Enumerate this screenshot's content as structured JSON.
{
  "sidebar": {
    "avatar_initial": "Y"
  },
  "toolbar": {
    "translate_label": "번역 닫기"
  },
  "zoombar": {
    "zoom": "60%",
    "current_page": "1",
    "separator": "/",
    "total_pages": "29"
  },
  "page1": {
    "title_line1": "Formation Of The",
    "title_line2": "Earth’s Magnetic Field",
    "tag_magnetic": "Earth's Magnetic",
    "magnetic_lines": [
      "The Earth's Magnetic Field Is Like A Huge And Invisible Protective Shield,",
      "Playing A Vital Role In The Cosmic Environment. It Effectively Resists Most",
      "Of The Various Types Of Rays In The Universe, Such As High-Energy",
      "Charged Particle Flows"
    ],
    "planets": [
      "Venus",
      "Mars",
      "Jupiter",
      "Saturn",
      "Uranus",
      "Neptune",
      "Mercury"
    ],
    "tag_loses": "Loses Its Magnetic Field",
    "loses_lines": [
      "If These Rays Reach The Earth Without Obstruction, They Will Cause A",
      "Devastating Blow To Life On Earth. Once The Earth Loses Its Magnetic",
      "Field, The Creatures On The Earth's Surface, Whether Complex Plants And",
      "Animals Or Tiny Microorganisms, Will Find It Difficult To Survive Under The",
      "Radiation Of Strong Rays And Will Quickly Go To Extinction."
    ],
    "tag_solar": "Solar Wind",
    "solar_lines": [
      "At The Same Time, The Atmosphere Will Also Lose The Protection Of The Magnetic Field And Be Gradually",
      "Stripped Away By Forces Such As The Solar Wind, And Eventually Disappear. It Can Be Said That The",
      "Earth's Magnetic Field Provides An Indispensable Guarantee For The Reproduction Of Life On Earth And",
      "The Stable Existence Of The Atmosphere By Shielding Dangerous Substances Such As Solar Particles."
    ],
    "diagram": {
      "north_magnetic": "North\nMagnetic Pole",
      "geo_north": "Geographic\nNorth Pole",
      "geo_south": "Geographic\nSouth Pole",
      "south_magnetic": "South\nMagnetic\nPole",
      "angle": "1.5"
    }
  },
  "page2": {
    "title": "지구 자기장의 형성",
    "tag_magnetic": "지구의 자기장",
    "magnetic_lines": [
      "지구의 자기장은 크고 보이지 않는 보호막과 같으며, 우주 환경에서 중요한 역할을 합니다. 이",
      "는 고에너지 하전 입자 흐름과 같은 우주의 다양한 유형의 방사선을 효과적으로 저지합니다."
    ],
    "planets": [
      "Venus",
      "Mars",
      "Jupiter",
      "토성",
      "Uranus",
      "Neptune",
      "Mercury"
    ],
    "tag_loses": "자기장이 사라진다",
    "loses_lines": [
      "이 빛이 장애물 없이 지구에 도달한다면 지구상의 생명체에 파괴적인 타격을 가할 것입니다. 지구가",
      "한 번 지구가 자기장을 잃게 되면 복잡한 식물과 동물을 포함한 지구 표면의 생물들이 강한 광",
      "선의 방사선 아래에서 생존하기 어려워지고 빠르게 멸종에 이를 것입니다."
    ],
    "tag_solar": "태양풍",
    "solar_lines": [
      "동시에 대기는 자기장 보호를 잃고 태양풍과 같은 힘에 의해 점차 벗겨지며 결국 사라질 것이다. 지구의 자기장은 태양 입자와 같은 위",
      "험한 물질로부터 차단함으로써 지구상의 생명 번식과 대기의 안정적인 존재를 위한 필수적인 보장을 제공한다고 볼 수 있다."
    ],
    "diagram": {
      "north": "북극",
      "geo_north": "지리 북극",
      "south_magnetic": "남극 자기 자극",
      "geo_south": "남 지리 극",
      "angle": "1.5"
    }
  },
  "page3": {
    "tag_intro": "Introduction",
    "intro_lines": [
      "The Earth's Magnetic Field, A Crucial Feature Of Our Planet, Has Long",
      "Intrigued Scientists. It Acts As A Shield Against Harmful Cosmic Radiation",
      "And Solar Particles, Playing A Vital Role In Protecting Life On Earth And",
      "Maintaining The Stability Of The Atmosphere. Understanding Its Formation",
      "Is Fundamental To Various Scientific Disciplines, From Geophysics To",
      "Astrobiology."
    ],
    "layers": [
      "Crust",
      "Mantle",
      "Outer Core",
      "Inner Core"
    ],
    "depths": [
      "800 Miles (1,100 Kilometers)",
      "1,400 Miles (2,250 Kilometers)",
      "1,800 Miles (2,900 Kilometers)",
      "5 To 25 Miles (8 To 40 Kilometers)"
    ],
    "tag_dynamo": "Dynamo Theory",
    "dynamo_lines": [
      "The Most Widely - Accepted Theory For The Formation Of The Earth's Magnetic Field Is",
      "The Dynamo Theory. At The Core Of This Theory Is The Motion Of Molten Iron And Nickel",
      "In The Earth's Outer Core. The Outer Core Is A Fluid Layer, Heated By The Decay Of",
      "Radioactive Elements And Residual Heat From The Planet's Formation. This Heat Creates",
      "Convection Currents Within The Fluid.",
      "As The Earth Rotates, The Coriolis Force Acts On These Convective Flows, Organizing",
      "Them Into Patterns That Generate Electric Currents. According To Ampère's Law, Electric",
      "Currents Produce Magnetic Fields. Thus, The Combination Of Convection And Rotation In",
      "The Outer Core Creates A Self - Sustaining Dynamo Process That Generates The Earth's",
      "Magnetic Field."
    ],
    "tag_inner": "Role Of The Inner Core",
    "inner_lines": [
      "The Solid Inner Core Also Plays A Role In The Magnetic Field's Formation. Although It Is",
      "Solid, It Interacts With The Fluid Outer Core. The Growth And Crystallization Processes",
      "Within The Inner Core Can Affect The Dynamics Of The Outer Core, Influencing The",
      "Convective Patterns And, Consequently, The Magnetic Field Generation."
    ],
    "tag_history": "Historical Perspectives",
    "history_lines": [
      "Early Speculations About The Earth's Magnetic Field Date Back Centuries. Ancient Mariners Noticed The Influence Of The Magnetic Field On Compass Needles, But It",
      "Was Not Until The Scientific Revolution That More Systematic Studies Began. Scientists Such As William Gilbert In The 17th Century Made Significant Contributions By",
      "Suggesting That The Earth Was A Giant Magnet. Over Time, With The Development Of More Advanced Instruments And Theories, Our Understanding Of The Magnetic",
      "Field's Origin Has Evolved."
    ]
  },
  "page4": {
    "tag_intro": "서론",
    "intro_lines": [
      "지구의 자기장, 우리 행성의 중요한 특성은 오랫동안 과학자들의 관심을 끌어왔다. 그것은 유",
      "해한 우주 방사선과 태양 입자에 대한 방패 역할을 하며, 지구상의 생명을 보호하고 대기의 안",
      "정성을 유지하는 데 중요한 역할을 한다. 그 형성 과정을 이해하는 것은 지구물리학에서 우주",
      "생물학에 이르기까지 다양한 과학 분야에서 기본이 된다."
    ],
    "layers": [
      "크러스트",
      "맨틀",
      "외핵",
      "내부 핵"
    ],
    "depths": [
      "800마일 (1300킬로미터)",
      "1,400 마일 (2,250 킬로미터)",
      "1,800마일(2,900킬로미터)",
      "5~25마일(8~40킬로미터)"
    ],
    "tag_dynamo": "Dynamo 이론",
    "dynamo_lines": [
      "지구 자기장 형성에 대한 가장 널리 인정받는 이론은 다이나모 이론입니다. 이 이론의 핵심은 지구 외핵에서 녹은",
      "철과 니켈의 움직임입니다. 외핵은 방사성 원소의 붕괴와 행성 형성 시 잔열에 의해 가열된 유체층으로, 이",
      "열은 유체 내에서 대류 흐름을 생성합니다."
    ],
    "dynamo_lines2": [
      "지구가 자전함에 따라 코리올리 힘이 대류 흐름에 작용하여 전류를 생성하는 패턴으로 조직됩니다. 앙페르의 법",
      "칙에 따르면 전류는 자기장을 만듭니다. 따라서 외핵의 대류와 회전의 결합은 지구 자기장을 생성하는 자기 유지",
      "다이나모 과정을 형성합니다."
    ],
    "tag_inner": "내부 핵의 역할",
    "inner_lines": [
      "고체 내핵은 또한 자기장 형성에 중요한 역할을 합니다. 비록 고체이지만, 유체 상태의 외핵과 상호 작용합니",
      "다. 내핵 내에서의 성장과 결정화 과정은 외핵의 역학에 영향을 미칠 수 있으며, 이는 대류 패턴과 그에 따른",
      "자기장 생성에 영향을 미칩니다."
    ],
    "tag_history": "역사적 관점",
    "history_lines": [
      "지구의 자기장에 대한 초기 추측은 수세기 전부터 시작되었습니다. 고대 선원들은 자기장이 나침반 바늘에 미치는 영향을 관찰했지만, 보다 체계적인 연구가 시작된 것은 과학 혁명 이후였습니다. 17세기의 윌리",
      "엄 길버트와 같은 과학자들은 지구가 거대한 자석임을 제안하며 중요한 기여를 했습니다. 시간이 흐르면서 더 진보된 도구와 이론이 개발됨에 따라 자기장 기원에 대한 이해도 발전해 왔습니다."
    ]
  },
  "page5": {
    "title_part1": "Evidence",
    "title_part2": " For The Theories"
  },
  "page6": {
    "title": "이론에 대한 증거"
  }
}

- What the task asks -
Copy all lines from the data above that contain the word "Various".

- Exercise result -
      "Of The Various Types Of Rays In The Universe, Such As High-Energy",
      "Is Fundamental To Various Scientific Disciplines, From Geophysics To",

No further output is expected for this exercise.